Ever since I saw the very first drone video on YouTube, my immediate thought was how I would love to fly a drone over the top of the Canterbury Cathedral. However, 8 years ago when I bought my DJI Phantom Vision 2+ I soon discovered that it would actually be illegal to fly over the world heritage site. I think it would have been breaking nearly every rule of the drone code in 2012.
However, things have changed since then. In 2021, and armed with a sub 250g drone I am now able to fly over build up area’s and get closer than ever before to the historical landmark. I have tried many times in vain to get a photo of the cathedral, but I have never been able to get close enough to get a photo that I would be happy to display. I can only think of a handful of places within the Canterbury City walls where I can now legally take off and land from, AND still I am not close enough to get the photo I really want.
The other factor that I keep forgetting about is the placement of the sun when I try and get photos of the cathedral. In the past I have been guilty of shooting straight into the sun and over exposing my photos. But with the DJI Mini 2 RAW photo capabilities, I was hoping that I would be able to correct this in Lightroom/Photoshop. But I have to admit, I’m still letting in too much light. I have to learn to position myself with the sun behind me. This will help give as much natural light on the cathedral as possible. Even if it means that I should get in the car and drive to a completely different location, then I should learn to just do that.
Even with the restrictions regarding flying over build up area’s with a sub 250g drone, I was still very nervous about flying the Mini 2 over the Canterbury city centre. I’m very keen to always keep VLOS with the drone, but because of it size and colour, it is very difficult to actually see it in the light blue February skies. I am also aware that there are a few contraction cranes dotted about around the high street. So, basically I’m not getting any closer to the Cathedral at all. Unless I grow a pair and actually send the drone further than VLOS then I might get closer, but I might loose the drone all together.

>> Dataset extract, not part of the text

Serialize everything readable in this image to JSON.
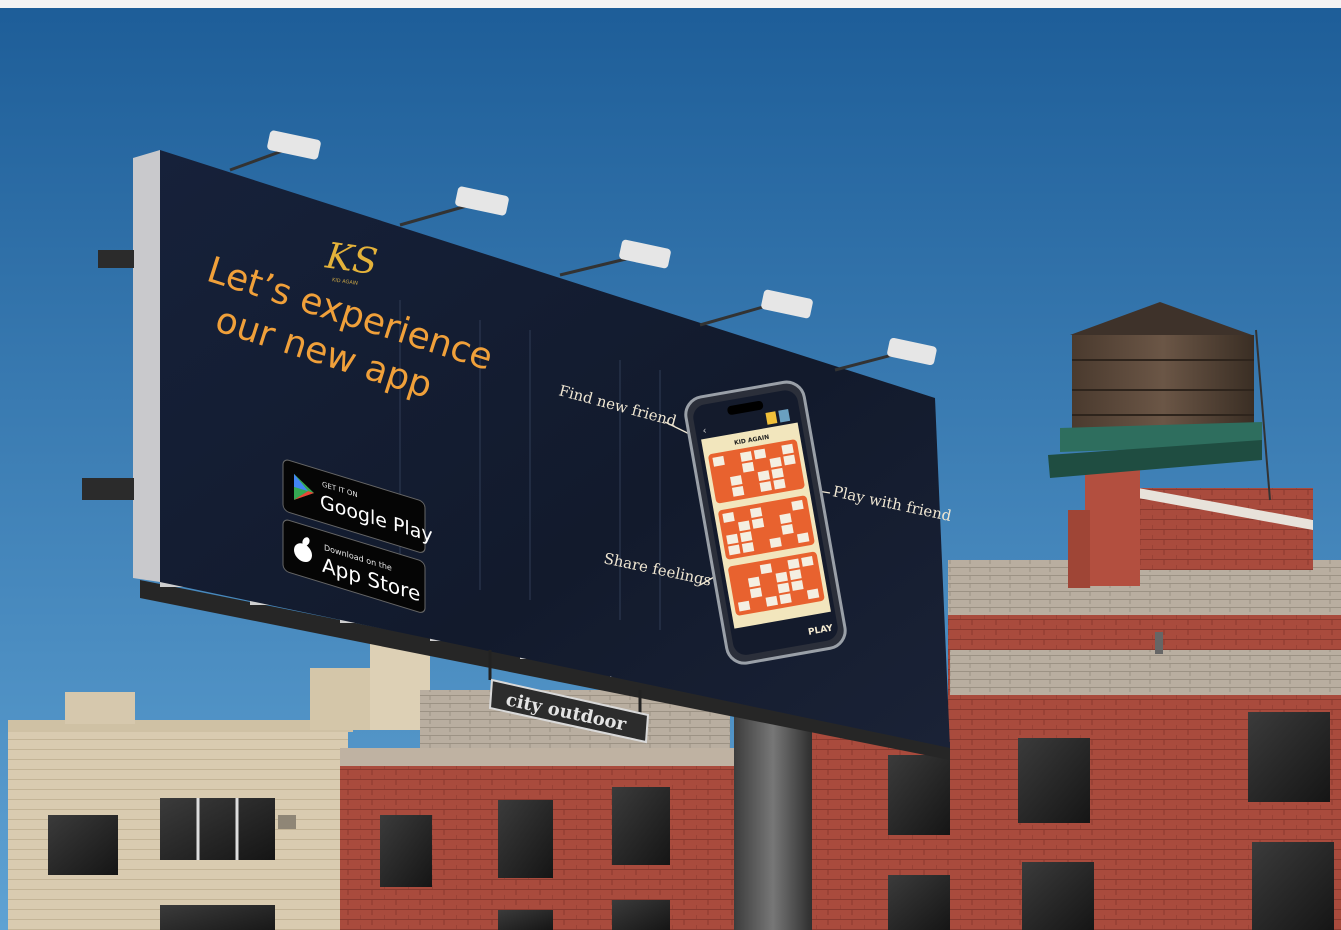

The locations that I tried to get closer to the Canterbury Cathedral with a DJI Mini2 were, Kingsmead Leisure centre car par (no cars there during COVID lockdown), Kingsmead Coach Park, St, Radigand’s car park (closed) and finally a brief flight from the Dane John park.
On my way back to the car, I even had to walk passed the Cathedral gates. The main gates are closed at the moment due to the COVID lockdown, but I could see some officials inside. I thought about just asking politely if I could go into the Cathedral grounds and get the closest video possible. But I didn’t have the bottle. Plus I have heard a story that there is a peregrine falcon that lives in the bell tower and has attached other drone users in the passed.
So, will I try again? Of course. I’ll have another scout around the outskirts of the Canterbury city walls to find somewhere with a different angle with sun behind me. Also, it is very rare that the Canterbury Cathedral has no scaffolding on it. So it would be very difficult to get a great photo of the Canterbury cathedral without the scaffolding for the foreseeable future.